** INPUT DATA follows **

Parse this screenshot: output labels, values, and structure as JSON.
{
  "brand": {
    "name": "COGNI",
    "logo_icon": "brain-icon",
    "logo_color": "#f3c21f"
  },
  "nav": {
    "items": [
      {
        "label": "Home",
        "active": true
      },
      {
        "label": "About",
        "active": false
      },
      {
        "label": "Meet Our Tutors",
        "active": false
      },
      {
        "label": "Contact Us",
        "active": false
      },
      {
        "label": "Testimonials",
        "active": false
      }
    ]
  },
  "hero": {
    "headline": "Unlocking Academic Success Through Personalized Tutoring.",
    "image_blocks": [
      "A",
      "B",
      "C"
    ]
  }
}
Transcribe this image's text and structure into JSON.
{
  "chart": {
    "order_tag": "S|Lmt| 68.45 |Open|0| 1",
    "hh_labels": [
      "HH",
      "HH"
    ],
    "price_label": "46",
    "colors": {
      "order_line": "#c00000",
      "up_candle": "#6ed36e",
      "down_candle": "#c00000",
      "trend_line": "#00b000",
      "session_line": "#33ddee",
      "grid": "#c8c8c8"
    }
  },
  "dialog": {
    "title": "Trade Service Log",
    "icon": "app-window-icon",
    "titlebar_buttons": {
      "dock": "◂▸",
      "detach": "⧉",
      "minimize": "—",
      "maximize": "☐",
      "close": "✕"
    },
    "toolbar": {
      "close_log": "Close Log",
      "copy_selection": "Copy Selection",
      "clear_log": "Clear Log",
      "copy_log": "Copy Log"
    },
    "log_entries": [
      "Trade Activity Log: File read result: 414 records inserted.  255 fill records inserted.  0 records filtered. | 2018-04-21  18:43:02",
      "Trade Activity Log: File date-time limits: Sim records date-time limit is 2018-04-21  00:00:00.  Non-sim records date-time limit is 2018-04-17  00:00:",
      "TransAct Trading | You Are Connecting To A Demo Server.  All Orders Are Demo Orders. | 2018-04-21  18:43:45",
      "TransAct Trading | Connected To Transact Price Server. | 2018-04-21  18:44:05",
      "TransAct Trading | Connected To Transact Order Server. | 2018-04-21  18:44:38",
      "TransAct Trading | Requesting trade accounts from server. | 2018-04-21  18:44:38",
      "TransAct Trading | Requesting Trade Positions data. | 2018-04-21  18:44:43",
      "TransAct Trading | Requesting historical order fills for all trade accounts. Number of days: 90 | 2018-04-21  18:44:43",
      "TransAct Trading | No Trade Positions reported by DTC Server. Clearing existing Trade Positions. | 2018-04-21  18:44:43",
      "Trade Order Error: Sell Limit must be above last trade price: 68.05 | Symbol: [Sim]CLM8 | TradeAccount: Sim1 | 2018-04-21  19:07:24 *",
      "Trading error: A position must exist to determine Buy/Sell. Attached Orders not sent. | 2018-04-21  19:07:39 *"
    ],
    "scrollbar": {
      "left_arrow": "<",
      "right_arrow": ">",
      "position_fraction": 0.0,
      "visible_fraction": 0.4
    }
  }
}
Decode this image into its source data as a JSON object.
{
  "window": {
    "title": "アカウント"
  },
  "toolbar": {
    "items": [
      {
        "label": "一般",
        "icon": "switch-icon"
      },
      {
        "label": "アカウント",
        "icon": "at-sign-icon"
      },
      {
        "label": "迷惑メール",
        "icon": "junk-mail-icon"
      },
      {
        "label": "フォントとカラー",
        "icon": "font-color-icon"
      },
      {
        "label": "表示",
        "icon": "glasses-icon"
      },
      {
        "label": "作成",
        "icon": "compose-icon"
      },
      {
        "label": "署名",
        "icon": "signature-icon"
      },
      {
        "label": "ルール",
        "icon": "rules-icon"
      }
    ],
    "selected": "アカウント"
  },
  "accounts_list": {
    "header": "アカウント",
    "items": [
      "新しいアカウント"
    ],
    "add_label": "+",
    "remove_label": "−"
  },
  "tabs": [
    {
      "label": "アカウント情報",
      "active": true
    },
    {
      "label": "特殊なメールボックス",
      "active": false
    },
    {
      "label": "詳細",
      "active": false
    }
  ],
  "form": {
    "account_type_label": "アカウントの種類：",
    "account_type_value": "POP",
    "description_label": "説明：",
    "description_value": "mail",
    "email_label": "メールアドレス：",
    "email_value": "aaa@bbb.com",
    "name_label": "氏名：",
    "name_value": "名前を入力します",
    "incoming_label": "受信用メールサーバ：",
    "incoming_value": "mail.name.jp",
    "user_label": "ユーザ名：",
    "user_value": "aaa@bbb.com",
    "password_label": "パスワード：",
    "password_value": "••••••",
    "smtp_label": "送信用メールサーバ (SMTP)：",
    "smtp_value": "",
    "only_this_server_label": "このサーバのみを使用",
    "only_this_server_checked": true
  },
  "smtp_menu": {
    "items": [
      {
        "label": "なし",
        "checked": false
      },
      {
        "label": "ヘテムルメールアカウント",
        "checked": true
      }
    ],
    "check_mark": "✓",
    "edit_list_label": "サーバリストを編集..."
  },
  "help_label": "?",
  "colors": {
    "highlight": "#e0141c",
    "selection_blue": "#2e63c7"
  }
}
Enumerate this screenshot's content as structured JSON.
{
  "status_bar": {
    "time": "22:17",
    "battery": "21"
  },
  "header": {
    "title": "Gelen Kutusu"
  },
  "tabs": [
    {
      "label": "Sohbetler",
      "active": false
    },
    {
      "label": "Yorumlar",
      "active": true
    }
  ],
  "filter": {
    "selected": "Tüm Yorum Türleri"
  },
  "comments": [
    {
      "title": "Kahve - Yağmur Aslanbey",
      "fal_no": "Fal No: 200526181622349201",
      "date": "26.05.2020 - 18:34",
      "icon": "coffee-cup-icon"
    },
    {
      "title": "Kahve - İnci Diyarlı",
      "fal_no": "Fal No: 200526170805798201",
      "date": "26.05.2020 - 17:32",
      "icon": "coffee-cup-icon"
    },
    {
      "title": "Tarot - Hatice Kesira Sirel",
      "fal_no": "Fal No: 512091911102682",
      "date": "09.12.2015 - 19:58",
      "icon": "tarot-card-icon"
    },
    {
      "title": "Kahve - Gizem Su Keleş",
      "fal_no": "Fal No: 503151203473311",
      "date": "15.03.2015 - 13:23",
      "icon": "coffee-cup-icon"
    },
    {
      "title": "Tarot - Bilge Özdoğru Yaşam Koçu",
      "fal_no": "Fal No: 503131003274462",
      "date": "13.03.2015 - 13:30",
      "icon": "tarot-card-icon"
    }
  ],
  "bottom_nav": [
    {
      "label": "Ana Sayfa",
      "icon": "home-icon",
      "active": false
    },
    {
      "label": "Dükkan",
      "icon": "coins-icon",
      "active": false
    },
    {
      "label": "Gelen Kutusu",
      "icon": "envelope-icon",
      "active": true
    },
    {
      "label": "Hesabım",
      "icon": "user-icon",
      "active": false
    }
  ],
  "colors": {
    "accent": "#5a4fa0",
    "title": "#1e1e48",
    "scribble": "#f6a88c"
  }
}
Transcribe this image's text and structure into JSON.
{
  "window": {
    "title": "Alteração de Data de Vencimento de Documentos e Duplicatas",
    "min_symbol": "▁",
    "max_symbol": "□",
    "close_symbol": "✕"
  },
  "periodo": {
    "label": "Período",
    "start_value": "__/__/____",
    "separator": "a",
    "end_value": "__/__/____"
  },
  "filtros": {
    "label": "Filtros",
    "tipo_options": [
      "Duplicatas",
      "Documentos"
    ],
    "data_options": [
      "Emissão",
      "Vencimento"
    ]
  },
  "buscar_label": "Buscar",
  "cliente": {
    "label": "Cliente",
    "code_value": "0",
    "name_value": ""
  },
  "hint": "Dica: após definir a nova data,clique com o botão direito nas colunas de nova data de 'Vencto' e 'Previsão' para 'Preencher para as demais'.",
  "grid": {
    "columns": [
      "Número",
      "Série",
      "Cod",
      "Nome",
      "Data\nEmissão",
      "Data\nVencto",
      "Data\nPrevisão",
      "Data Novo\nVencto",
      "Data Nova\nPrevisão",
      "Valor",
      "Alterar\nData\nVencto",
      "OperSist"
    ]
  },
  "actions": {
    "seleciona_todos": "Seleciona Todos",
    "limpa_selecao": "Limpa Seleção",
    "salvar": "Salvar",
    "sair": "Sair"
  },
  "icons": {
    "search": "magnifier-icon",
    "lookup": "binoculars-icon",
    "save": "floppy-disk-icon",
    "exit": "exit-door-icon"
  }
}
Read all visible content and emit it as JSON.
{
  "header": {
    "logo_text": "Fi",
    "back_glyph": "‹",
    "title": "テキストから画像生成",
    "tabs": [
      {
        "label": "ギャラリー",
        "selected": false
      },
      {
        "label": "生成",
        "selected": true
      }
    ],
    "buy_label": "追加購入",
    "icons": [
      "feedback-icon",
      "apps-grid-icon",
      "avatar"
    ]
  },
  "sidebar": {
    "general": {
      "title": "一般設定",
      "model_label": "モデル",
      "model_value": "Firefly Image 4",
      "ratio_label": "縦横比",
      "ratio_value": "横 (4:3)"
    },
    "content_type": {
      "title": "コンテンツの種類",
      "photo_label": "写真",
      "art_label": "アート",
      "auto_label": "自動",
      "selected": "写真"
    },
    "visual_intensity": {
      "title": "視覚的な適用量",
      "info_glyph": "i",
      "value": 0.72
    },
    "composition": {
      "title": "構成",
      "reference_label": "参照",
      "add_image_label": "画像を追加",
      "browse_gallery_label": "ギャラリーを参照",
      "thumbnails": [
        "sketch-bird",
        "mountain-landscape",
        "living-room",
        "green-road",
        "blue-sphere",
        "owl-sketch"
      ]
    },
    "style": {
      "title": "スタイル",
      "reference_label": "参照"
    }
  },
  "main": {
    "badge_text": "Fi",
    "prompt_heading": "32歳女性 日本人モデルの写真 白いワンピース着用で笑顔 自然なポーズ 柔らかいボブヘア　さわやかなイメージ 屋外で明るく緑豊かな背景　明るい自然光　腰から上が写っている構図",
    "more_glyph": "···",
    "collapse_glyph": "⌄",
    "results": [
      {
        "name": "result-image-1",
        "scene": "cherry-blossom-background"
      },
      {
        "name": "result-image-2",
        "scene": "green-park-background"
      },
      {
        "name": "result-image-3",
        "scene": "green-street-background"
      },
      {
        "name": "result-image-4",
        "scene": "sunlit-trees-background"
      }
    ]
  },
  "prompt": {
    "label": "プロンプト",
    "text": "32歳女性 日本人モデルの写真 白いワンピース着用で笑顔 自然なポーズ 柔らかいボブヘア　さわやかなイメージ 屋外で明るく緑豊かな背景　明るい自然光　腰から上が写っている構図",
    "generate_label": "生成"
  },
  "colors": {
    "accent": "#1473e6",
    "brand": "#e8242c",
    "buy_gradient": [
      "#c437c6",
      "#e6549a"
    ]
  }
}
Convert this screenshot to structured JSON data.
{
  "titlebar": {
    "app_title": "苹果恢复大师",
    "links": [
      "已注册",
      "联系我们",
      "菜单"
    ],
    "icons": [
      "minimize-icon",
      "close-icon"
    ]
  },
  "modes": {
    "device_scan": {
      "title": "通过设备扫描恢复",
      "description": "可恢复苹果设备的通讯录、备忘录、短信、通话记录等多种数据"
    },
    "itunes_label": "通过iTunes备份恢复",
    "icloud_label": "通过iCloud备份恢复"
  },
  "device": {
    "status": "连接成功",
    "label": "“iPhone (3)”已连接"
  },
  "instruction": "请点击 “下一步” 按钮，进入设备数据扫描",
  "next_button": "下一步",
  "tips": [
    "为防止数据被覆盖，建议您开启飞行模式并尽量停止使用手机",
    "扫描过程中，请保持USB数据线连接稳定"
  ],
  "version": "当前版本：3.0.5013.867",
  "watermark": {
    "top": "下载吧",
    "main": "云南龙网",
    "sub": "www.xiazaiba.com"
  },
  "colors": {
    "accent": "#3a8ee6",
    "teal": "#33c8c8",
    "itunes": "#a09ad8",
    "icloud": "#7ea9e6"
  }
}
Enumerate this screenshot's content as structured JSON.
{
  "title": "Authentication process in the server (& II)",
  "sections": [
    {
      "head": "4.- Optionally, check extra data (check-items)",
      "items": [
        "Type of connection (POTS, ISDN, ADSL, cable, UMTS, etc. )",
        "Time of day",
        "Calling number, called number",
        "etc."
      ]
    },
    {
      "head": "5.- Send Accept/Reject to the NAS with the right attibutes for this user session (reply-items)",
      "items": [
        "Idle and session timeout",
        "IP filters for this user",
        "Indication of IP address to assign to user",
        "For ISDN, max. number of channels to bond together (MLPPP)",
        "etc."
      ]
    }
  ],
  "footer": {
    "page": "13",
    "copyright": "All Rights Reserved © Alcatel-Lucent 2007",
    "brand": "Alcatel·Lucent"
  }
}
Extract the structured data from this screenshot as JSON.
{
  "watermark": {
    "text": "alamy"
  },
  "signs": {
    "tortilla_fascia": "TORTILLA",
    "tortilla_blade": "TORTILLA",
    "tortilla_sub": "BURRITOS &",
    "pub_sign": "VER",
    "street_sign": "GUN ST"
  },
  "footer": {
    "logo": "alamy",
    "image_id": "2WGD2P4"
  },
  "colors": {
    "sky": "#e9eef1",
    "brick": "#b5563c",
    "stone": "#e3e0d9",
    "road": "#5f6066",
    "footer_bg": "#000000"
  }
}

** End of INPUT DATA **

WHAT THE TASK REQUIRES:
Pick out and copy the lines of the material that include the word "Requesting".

TASK RESULT:
      "TransAct Trading | Requesting trade accounts from server. | 2018-04-21  18:44:38",
      "TransAct Trading | Requesting Trade Positions data. | 2018-04-21  18:44:43",
      "TransAct Trading | Requesting historical order fills for all trade accounts. Number of days: 90 | 2018-04-21  18:44:43",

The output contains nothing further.